The Impact on Consumers
While the law’s focus on controlling interest rates and fees should benefit millions of credit card users, opponents of the bill have argued that the new law will make credit cards less available and more costly for all users. Credit card issuers have warned that by imposing restrictions on their ability to raise interest rates as a means of managing risk, they will be forced to make it more difficult for some consumers to obtain credit cards at all — and more costly for those who do obtain them.
Much can change in the intervening months before the new law takes effect, however credit cardholders can take steps now to ensure that their access to affordable credit is preserved.
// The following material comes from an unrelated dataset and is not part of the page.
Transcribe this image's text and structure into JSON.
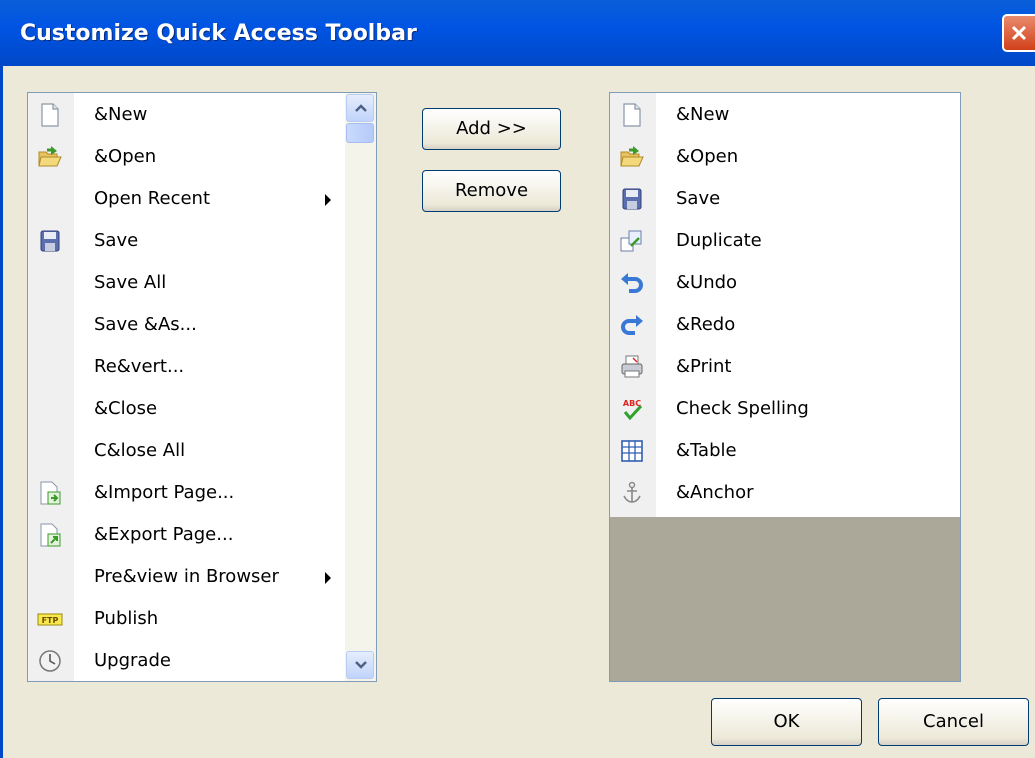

Research a better deal.
For individuals who are unhappy with the terms of their current credit card contract, now may be an opportune time to shop around for a better deal. Cardholders can start by negotiating with their current card issuer and/or by researching other offers. Some card companies are already taking steps to comply with the new law, by allowing more time to make monthly payments or eliminating universal default policies. Users can track which cards are in compliance with the new rules at www.billshrink.com/credit-cards/bill-of-rights.
Know your credit score.
The higher your credit score, the more negotiating power you will have with creditors. Before launching a campaign to find a better card, obtain a copy of your credit report and credit score at www.annualcreditreport.com. Credit reports are free, while credit scores can be purchased for a nominal fee (less than $10).
Pay off debt before investing.
Given current market conditions, paying off credit cards before investing is a sound financial decision. Even if the market were performing in an historically average range, with gains of 8% to 9% annually, as measured by the S&P 500, paying off debt would still be your better bet.
This article was prepared by Standard & Poor’s and is not intended to provide specific investment advice or recommendations for any individual. Consult your financial advisor or me if you have any questions.